- You may want to both expand your circle of support AND shrink your circle of trust. Be mindful of who gets to know what, who gets to see what, and who helps you and how.
- Have an emotional bodyguard who can do some kind-hearted course correction if someone just isn’t getting it. This person can help you get out of a conversation or commitment that isn’t working for you – choose this person wisely, they’re out there!
Moving Forward After Your Partner Dies
Once the initial rush of support dissipates and you’ve had more alone time with your experience, take an assessment of your daily and weekly routines. Do this with purpose and intention and with the data, change things as you need to suit the right now.
- Keep doing things you used to do that you like, support you, and feel safe.
- Spend time with people who know your person and your story, and spend time with people who do not. There are times it feels so good to have people saying your loved one’s name and telling stories, who just know how hard it is, and who want you to be happy in this chapter. There are other times it feels good to not have to answer any updates, to get ‘the look’ from anyone, and to feel some anonymity in the experience and relationship.
Seek Support Through the Grief Process

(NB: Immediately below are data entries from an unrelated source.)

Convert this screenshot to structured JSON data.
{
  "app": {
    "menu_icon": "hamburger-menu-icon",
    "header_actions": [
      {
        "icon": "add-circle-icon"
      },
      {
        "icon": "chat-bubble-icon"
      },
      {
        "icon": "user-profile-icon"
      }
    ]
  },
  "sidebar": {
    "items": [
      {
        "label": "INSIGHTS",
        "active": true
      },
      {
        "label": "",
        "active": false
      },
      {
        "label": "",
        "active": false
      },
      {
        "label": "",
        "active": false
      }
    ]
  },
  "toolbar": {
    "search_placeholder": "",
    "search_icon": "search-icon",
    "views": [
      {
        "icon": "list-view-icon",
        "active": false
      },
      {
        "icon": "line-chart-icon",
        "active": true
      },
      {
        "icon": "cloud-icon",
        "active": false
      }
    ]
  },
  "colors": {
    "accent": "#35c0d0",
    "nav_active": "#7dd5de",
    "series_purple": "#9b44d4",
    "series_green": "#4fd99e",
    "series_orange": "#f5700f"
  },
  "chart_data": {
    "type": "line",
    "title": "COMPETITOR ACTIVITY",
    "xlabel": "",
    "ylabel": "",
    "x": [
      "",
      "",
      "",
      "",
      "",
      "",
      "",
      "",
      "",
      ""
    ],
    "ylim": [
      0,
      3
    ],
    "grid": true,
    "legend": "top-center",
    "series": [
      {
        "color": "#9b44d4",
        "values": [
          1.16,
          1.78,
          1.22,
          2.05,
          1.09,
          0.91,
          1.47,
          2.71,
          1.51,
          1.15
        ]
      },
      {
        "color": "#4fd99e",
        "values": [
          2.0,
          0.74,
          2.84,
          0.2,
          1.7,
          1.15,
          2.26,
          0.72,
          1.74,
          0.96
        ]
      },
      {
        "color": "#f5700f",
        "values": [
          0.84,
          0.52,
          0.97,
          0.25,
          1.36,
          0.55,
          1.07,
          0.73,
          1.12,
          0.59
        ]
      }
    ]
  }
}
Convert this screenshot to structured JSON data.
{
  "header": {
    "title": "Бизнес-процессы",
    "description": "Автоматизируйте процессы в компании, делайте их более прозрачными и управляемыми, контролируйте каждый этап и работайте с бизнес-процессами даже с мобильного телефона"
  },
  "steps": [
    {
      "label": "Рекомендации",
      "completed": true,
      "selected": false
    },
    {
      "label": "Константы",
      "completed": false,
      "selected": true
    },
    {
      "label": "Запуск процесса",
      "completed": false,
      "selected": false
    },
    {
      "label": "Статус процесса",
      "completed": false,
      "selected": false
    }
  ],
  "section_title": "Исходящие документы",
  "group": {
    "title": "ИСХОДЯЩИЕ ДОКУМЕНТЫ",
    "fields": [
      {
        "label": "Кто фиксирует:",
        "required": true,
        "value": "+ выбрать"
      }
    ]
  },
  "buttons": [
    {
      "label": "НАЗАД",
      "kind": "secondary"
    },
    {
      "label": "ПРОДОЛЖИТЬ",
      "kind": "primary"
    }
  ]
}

Being isolated during this difficult period can intensify your feelings of grief and make it challenging to move forward after your partner dies. Reach out to people you trust, whether it’s family, friends, or professional support. Support groups for those who have lost their partners can also be helpful as they offer a safe space to share your emotions and connect with others who understand some of what you are going through.
- Seeking professional support really is a good idea. I’m not saying that because I am ‘professional support’… it really is true. It can be helpful to not feel like a burden to your loved ones, you have things you need to say to someone without it causing more worry and concern, and you need to get out of your own head to gain new tips and insight.
- When your loved one died, you didn’t get a grief manual because one cannot exist. The details of the death experience, the context of the relationship, and who you are is such a complicated brew, how in the world could one resource or support person get it all right?
- If you have access to a wide network, these are the kinds of people I suggest surrounding yourself with the person who does without asking and guesses right, the person who protects you from the people who don’t get it, the person who can make you laugh, the person who you can cry with, the person who leaves meals on your front porch without needing to visit, the person who organizes meals from others for you, the person who reminds you of things you will definitely forget, the person who will include you in things, the person who will not bother you or guilt you into doing things… find these people and change when necessary.
The loss of a partner can be overwhelming and seem impossible to move through but know that you are not alone in this experience. Give yourself time and space to move through this journey. The unimaginable will happen: you’ll find yourself feeling things differently than you do right now, you will laugh, you will feel sad, you will miss your person, and you will forget parts of your person.
Moving forward may be challenging, but it is achievable, and it’s okay to take things one step at a time.